AB - Purpose Virus-directed enzyme prodrug therapy depends on selective delivery of virus encoding a prodrug-activating enzyme to tumor, followed by systemic treatment with prodrug to achieve high levels of the activated cytotoxic at the intended site of action. The use of the bacterial enzyme nitroreductase to activate CB1954 (5-(aziridin-1-yl)-2,4-dinitrobenzamide) to a short lived, highly toxic DNA cross-linking agent has been demonstrated in tumor xenografts. In this study, we report the first clinical trial investigating the feasibility, safety, and transgene expression of a replication-defective adenovirus encoding nitroreductase (CTL102) in patients with liver tumors. Patients and Methods Patients with resectable primary or secondary (colorectal) liver cancer received a single dose of CTL102 delivered by direct intratumoral inoculation 3 to 8 days before surgical resection. Results Eighteen patients were treated with escalating doses of CTL102 (range, 10(8)-5 X 10(11) virus particles). The vector was well tolerated with minimal side effects, had a short half-life in the circulation, and stimulated a robust antibody response. Dose-related increases in tumoral nitroreductase expression measured by immunohistochemical analysis have been observed. Conclusion Direct intratumoral inoculation of CTL102 to patients with primary and secondary liver cancer is feasible and well tolerated. The high level of nitroreductase expression observed at 1 to 5 X 10(11) virus particles mandates further studies in patients with inoperable tumors who will receive CTL102 and CB1954.

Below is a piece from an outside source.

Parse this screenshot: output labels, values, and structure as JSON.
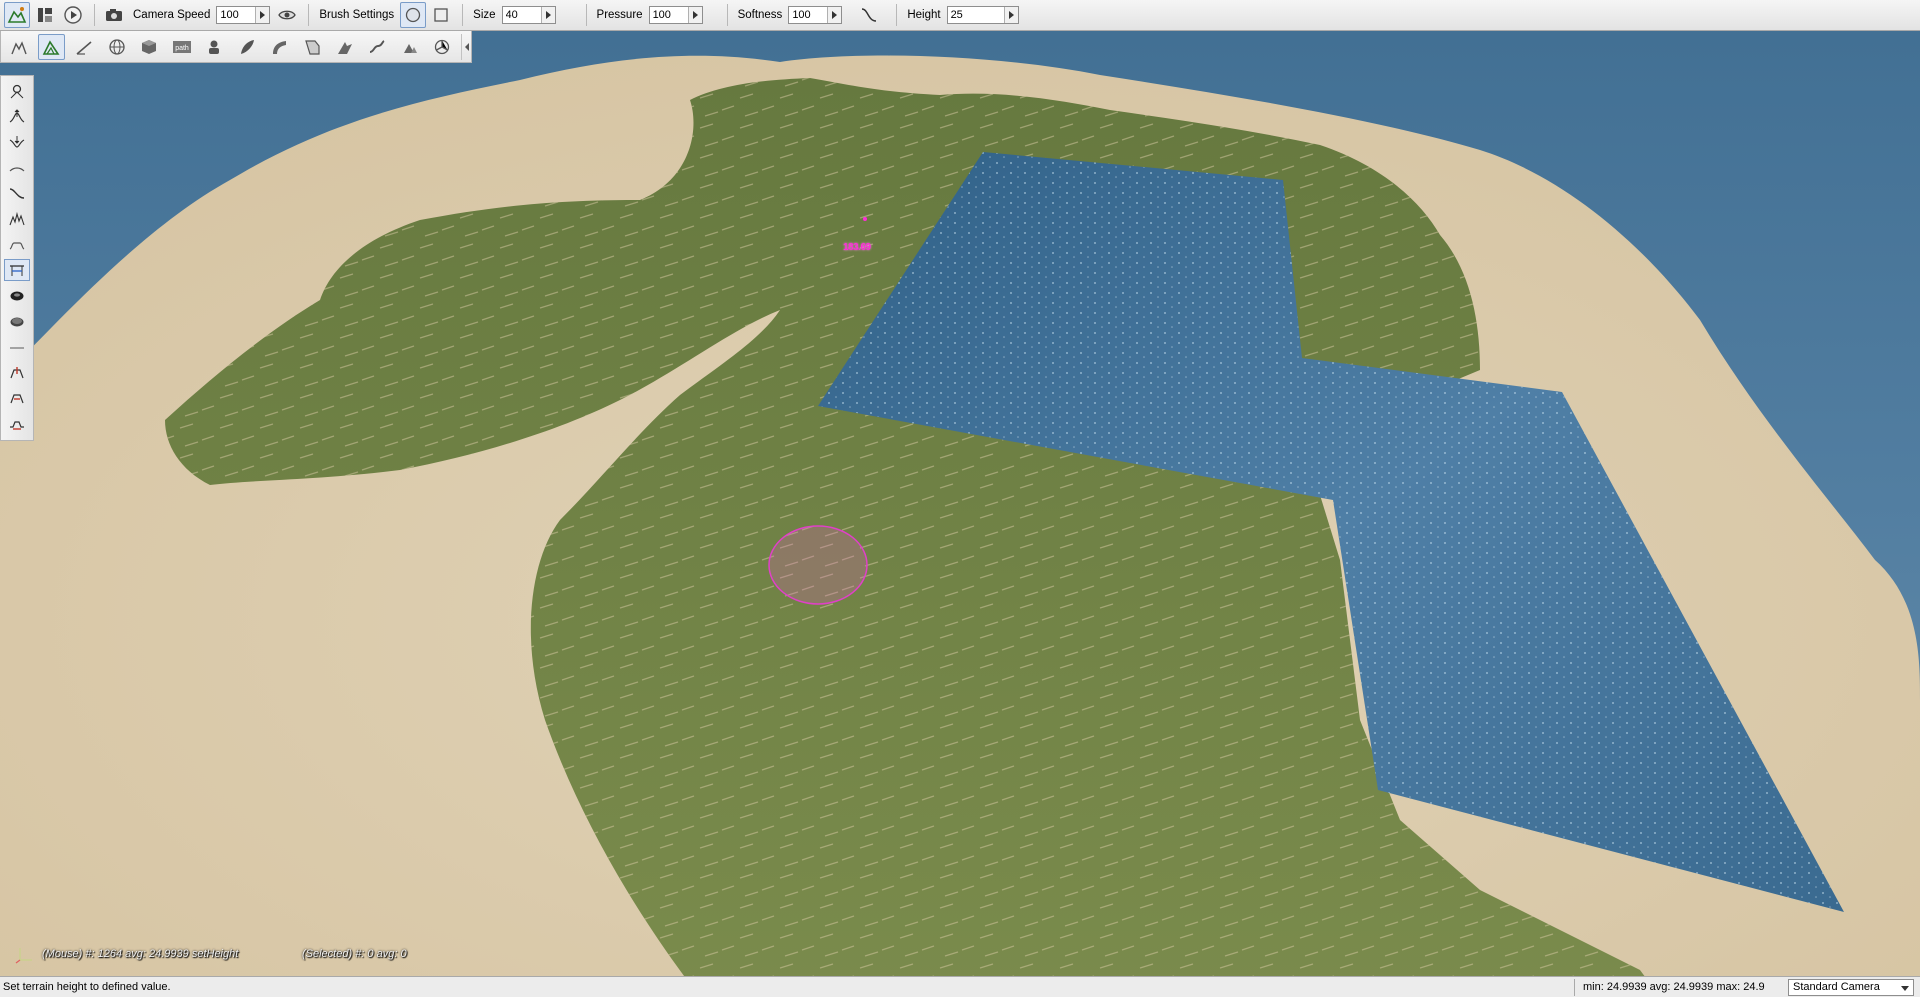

UR - http://www.scopus.com/inward/record.url?scp=2442696806&partnerID=8YFLogxK

U2 - 10.1200/JCO.2004.10.005

DO - 10.1200/JCO.2004.10.005

M3 - Article

C2 - 15051757

VL - 22

SP - 1546

EP - 1552

JO - Journal of Clinical Oncology

JF - Journal of Clinical Oncology

SN - 0732-183X

ER -